# Task requirements:
Without including any images, repeat the data exactly.

# Study material:
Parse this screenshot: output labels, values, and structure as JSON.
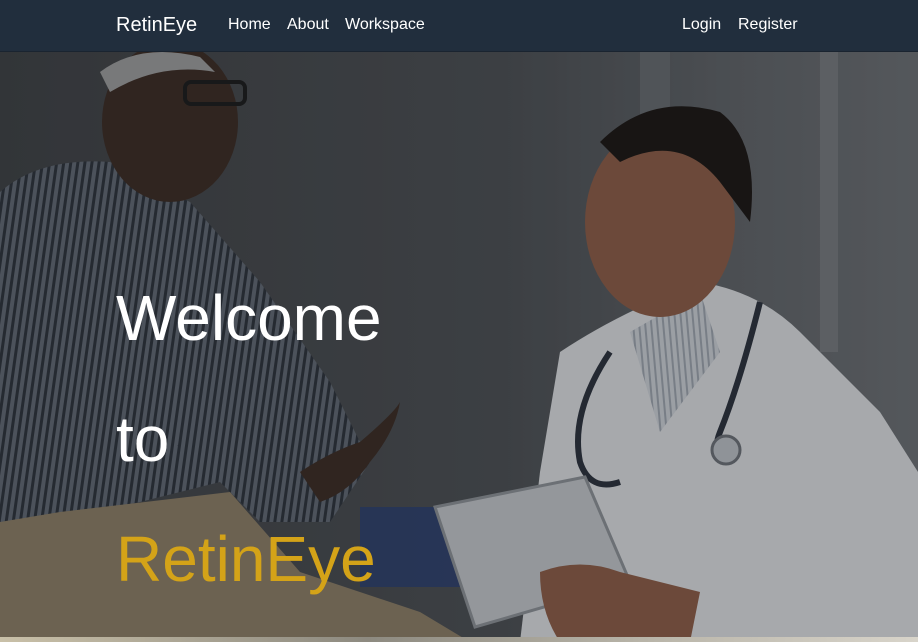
{
  "navbar": {
    "brand": "RetinEye",
    "left_links": [
      {
        "label": "Home"
      },
      {
        "label": "About"
      },
      {
        "label": "Workspace"
      }
    ],
    "right_links": [
      {
        "label": "Login"
      },
      {
        "label": "Register"
      }
    ]
  },
  "hero": {
    "line1": "Welcome",
    "line2": "to",
    "line3": "RetinEye",
    "accent_color": "#d4a318",
    "image": "hero-photo-doctor-patient"
  }
}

# Answer space:
Parse this screenshot: output labels, values, and structure as JSON.
{
  "navbar": {
    "brand": "RetinEye",
    "left_links": [
      {
        "label": "Home"
      },
      {
        "label": "About"
      },
      {
        "label": "Workspace"
      }
    ],
    "right_links": [
      {
        "label": "Login"
      },
      {
        "label": "Register"
      }
    ]
  },
  "hero": {
    "line1": "Welcome",
    "line2": "to",
    "line3": "RetinEye",
    "accent_color": "#d4a318",
    "image": "hero-photo-doctor-patient"
  }
}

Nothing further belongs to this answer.